The report by the NNPC showed that crude oil loss amounted to N5.94 billion; petroleum products losses stood at N1.757 billion, while N4.87 billion was spent on pipeline repairs and management costs.

According to the report, the losses negatively affected NNPC’s transfer to the federation account from the domestic sale of crude oil and gas. Specifically, the report noted that transfers to the federation account by the NNPC dipped by N69.544  billion to N9.23 billion in March.

Similarly on May 26, 2016, the then Minister of State for Petroleum Resources, Dr. Ibe Kachikwu was quoted to have said Nigeria’s crude oil production had declined from “2.2 million barrels per day to 1.4 million barrels per day due to pipeline vandalism”, this, he said, translated to loss of 800,000 barrels of oil daily. The minister made this known at a special session of the House of Representatives convened over the recent petrol price hike announcement (May 11, 2016) according to Vanguard newspaper.

The continuous decline of the petroleum products made the Kaduna Refinery Petrochemical Company (KRPC) Managing Director, Idi Muktar Maiha to call on the federal government to declare Warri-Kaduna pipelines as a “military zone,” in view of its strategic national importance. Maiha added that the pipelines need to be highly secured to guarantee continues supply of crude oil to KRPC, which supply refined oil to Nigeria’s northern region.

Maiha described attacks on Warri-Kaduna pipelines as the greatest threat to the oil and gas industry in the country. He made the plea while presenting his paper “KRPC: the journey to autonomy” at the 4th annual KRPC and Nigerian Union of Journalists, Kaduna Chapter training for Kaduna Energy Reporters’ in Kano State.

“We have advocated for the pipeline to be regarded as a ‘military zone’ in view of its strategic national importance,” he said.
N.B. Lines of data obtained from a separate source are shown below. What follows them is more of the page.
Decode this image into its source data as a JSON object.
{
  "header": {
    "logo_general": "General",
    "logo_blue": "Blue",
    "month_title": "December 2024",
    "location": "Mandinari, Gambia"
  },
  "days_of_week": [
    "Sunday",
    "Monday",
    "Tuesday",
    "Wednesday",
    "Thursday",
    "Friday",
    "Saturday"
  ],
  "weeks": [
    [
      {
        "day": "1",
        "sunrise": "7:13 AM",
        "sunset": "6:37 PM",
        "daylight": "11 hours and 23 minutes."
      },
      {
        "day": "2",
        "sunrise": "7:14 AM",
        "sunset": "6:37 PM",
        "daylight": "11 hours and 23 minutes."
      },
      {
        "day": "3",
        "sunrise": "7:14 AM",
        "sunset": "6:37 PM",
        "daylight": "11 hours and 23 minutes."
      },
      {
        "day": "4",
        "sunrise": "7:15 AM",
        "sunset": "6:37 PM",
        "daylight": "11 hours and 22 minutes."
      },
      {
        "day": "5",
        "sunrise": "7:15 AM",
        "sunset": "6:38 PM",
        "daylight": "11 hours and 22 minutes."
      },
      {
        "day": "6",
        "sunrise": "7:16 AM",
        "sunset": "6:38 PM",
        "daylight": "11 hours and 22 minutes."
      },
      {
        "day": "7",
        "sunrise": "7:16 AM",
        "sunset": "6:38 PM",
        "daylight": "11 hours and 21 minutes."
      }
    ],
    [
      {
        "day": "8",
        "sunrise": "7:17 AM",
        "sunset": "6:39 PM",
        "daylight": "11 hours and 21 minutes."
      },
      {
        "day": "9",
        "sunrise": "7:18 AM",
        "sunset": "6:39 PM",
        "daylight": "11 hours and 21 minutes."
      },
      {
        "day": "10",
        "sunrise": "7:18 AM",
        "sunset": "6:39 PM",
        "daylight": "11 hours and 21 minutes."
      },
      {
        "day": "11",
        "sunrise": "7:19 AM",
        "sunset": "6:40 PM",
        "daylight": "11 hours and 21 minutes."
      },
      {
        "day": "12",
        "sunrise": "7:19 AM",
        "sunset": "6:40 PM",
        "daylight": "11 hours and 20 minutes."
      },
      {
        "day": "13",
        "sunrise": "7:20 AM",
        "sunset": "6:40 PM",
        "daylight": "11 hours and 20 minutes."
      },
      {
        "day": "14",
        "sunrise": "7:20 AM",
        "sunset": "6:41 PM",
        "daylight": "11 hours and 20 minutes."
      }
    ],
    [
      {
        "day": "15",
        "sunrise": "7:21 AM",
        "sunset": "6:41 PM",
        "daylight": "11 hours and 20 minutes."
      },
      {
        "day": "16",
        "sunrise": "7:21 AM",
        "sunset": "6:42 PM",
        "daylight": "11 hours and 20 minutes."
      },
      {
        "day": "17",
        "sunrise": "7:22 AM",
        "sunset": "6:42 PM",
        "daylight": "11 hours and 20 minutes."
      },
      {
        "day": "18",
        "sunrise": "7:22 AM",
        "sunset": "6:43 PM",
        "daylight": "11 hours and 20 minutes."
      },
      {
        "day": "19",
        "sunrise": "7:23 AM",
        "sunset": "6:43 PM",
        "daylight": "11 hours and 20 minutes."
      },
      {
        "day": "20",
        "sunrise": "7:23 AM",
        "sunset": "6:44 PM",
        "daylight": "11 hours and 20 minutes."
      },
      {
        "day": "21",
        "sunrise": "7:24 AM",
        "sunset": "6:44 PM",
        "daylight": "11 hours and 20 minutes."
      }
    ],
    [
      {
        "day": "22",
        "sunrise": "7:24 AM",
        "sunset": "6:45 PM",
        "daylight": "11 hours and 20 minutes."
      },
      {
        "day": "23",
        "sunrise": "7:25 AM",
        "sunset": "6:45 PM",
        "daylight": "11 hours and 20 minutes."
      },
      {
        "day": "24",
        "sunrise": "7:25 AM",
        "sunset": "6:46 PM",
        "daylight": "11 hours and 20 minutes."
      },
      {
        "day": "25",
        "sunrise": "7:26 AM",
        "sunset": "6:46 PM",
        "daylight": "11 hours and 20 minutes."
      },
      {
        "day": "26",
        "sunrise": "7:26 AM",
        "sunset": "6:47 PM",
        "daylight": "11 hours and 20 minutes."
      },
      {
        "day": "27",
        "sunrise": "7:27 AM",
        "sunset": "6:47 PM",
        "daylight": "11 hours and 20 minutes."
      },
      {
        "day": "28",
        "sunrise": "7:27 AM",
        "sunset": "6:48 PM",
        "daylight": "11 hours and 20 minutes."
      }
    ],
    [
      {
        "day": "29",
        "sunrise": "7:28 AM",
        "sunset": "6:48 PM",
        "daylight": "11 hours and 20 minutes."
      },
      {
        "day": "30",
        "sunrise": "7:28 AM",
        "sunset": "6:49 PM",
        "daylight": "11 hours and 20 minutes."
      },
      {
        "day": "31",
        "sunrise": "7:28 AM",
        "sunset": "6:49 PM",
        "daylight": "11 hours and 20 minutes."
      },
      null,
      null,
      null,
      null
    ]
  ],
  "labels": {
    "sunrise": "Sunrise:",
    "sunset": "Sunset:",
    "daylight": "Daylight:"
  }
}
Several groups of Niger Delta militants under different names have accused the government of polluting their environment through the unchecked supervision and clean up of oil spills by companies processing crude oil . In recent months the Avengers were behind numerous incessant attacks, to, as they say, rebuild their communities or leverage the Buhari-led administration to broker a deal to greater benefit the citizens of the South-South region or for the region to succeed (separate) in its entirety if a deal could not be brokered.

Interestingly, the Nigeria military feel the Avengers are not being cooperative in efforts to broker a deal.